WIDE-BAFFLED
SIDE-VENTED
REAR-LOADED BACK-HORN
FULL-RANGE-SINGLE-DRIVER
SPEAKERS
using the http://creativesound.ca FR125S
"PAWO"


The http://creativesound.ca FR125S
is a smooth, detailed, spacially accurate driver that can successfully cover the full range from treble to bass. The FR125s is especially successful at conveying musical emotion as communicated by the gradiations of soft and loud dynamic nuances. In the "Pawo" cabinet, the bass is very robust, yet without a midbass emphasis.  One may click on the plan picture for a larger presentation. For professionally drawn design plans with metric conversion http://www.planet10-hifi.com/tom-zHorn.html (thank you Dave Dlugos! And for other designs using the CSS FR125S http://www.planet10-hifi.com/boxes.html). I have also adding a wider base to the cabinet for greater stability and in order to raise the speaker to desired height.

This PAWO design has been used by others with a variety of drivers, some reported to sound better in this cabinet than the FR125S--which is said to be hollow in the upper midband. The drivers mentioned are some 4 inch drivers by d'Charles Audio and the Fostex FE127. See: http://fullrangedriver.com/forum/viewtopic.php?id=573   I personally have not tried these and have since moved on to prefering OPEN BAFFLE speakers.

HOME


***The following experiences have been employed in the design of"PAWO" speaker cabinet.***

THE HORN PATH: A longer path makes for a deeper roll off, a deeper emphasis in the bass. Think of the slide of a trombone. It is doubtful that rounded curves in the path make a difference, since the sound waves are long & wide bass frequencies.

THE HORN MOUTH (THE VENT): A bigger mouth makes for a louder bass. But if the mouth is located near the floor, side wall or back wall, these junctions become part of the mouth.

THE MOUTH'S POSITION: If venting to the rear, the bass is reinforced by the back wall, but if the speaker is too far out from the wall, the bass can sound disconnected and distant. If venting to the front, there are phase problems that are heard as blurred midbass when the drivers front and rear (after passing through the path) wave are propagated together. If venting to the side, there is a compromise that can make use of side or back walls; this is my preferred position.

THE CHAMBER BEHIND THE DRIVER: If the chamber is shallow, as in all Fostex designs as well as the Jordan VTL, much of the treble can bounce back through the driver, so some damping material is called for. If the chamber is deep, more of the midrange can bounce back. I've tried a funnel shape as a compromise, but now think that the shallow chamber with damping material might be best.

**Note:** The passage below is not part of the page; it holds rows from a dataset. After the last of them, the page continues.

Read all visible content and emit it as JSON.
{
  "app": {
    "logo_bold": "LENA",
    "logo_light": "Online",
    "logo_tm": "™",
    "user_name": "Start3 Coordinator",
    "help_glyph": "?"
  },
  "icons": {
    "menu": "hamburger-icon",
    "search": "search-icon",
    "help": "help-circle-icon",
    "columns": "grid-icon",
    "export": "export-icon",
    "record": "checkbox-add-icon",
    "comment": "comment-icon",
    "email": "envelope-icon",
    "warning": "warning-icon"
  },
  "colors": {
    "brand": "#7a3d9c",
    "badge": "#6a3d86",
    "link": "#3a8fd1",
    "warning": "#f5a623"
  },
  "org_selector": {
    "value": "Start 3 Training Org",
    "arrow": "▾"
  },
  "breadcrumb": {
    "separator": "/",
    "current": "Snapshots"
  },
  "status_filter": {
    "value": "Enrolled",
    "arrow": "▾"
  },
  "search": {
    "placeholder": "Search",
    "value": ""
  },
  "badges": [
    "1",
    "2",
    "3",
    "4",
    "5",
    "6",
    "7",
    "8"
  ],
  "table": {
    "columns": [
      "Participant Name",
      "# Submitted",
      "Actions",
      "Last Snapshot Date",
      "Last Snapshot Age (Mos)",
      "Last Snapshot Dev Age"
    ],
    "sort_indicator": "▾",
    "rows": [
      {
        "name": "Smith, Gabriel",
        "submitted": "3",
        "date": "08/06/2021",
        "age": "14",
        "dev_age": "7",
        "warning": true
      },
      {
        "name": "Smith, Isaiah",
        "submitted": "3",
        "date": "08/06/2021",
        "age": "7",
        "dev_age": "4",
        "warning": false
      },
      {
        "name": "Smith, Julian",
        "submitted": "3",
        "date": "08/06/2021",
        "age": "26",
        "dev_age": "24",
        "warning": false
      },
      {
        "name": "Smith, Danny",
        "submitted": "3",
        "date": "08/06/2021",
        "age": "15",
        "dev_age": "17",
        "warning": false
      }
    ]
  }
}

The sound bouncing around in this chamber does come back out through the driver (unless the driver is mounted in an open baffle), and this sound takes on the shape of the chamber, sometimes with musical image that is often described as boxy. Presently, I like a shallow & wide chamber with little, if any parallel sides. If little damping material is used the sound is bright and lively, or if much damping is used, dull; thus the amount must be adjusted to match the sound of the amplifier etc.

THE BAFFLE: The baffle to which the driver is mounted can be narrow or wide. Having employed a couple of drivers into extremes of both, I hear a narrow baffle as projecting a more precise image location, but if the speakers are not located well away from side and back walls (more than a yard), the melodic line suffers. It suffers because the musical pitches are distorted as they reflect from room furnishings. Thus I prefer a wide baffle of at least a twelve inches. With a wide baffle, musical pitch is more stable--especially true of center stage sounds that emanate from both stereo speakers. With a wide baffle, the music comes through smoother, more accurate, easier to listen to. With a wide baffle more of the sound energy is directed to the listener, thus the volume control can be turned down a notch. Finally, with a wide baffle, room positioning is not very critical, allowing for placement very near to a rear wall.

~Tom Zurowski

Page revised on November 7th, 2006